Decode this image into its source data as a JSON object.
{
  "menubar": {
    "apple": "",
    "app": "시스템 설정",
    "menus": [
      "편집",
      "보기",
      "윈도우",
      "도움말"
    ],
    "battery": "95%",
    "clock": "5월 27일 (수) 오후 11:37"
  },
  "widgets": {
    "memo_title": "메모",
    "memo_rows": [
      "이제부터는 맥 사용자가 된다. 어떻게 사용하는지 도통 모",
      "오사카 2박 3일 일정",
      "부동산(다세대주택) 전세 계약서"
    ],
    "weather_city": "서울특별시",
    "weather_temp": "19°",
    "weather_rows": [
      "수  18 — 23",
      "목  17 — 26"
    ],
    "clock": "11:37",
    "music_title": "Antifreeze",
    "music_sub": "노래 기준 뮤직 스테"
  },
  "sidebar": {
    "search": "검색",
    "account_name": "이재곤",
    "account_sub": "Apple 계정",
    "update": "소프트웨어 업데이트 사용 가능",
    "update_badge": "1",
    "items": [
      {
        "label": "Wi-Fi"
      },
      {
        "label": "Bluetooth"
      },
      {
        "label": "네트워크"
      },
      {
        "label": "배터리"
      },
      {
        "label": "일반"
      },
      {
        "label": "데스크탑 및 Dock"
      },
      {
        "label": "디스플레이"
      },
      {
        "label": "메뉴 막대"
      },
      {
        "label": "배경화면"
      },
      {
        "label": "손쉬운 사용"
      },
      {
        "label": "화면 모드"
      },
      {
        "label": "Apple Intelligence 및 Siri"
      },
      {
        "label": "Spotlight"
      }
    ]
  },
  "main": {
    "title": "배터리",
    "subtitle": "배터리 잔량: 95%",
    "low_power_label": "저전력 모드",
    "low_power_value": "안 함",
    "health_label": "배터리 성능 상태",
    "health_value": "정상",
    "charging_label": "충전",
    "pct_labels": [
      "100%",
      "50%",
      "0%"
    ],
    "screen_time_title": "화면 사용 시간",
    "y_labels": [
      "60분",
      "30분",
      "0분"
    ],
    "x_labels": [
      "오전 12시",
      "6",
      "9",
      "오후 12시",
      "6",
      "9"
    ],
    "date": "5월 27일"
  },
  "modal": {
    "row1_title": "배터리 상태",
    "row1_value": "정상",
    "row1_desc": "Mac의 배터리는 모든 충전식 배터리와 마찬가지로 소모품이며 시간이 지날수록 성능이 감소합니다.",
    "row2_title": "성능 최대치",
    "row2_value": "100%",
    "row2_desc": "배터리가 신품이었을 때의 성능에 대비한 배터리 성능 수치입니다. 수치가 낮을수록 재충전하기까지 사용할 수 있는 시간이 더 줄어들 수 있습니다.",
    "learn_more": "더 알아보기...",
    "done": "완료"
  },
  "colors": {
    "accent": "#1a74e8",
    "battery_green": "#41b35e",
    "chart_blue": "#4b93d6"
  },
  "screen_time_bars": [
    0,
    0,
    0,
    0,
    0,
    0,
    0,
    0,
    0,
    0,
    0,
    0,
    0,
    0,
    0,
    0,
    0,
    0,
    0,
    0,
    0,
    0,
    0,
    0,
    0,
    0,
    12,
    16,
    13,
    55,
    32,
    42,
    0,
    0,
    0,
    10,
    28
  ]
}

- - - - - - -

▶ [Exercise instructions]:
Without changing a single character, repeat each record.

▶ [Solution to the problem]:
Decode this image into its source data as a JSON object.
{
  "menubar": {
    "apple": "",
    "app": "시스템 설정",
    "menus": [
      "편집",
      "보기",
      "윈도우",
      "도움말"
    ],
    "battery": "95%",
    "clock": "5월 27일 (수) 오후 11:37"
  },
  "widgets": {
    "memo_title": "메모",
    "memo_rows": [
      "이제부터는 맥 사용자가 된다. 어떻게 사용하는지 도통 모",
      "오사카 2박 3일 일정",
      "부동산(다세대주택) 전세 계약서"
    ],
    "weather_city": "서울특별시",
    "weather_temp": "19°",
    "weather_rows": [
      "수  18 — 23",
      "목  17 — 26"
    ],
    "clock": "11:37",
    "music_title": "Antifreeze",
    "music_sub": "노래 기준 뮤직 스테"
  },
  "sidebar": {
    "search": "검색",
    "account_name": "이재곤",
    "account_sub": "Apple 계정",
    "update": "소프트웨어 업데이트 사용 가능",
    "update_badge": "1",
    "items": [
      {
        "label": "Wi-Fi"
      },
      {
        "label": "Bluetooth"
      },
      {
        "label": "네트워크"
      },
      {
        "label": "배터리"
      },
      {
        "label": "일반"
      },
      {
        "label": "데스크탑 및 Dock"
      },
      {
        "label": "디스플레이"
      },
      {
        "label": "메뉴 막대"
      },
      {
        "label": "배경화면"
      },
      {
        "label": "손쉬운 사용"
      },
      {
        "label": "화면 모드"
      },
      {
        "label": "Apple Intelligence 및 Siri"
      },
      {
        "label": "Spotlight"
      }
    ]
  },
  "main": {
    "title": "배터리",
    "subtitle": "배터리 잔량: 95%",
    "low_power_label": "저전력 모드",
    "low_power_value": "안 함",
    "health_label": "배터리 성능 상태",
    "health_value": "정상",
    "charging_label": "충전",
    "pct_labels": [
      "100%",
      "50%",
      "0%"
    ],
    "screen_time_title": "화면 사용 시간",
    "y_labels": [
      "60분",
      "30분",
      "0분"
    ],
    "x_labels": [
      "오전 12시",
      "6",
      "9",
      "오후 12시",
      "6",
      "9"
    ],
    "date": "5월 27일"
  },
  "modal": {
    "row1_title": "배터리 상태",
    "row1_value": "정상",
    "row1_desc": "Mac의 배터리는 모든 충전식 배터리와 마찬가지로 소모품이며 시간이 지날수록 성능이 감소합니다.",
    "row2_title": "성능 최대치",
    "row2_value": "100%",
    "row2_desc": "배터리가 신품이었을 때의 성능에 대비한 배터리 성능 수치입니다. 수치가 낮을수록 재충전하기까지 사용할 수 있는 시간이 더 줄어들 수 있습니다.",
    "learn_more": "더 알아보기...",
    "done": "완료"
  },
  "colors": {
    "accent": "#1a74e8",
    "battery_green": "#41b35e",
    "chart_blue": "#4b93d6"
  },
  "screen_time_bars": [
    0,
    0,
    0,
    0,
    0,
    0,
    0,
    0,
    0,
    0,
    0,
    0,
    0,
    0,
    0,
    0,
    0,
    0,
    0,
    0,
    0,
    0,
    0,
    0,
    0,
    0,
    12,
    16,
    13,
    55,
    32,
    42,
    0,
    0,
    0,
    10,
    28
  ]
}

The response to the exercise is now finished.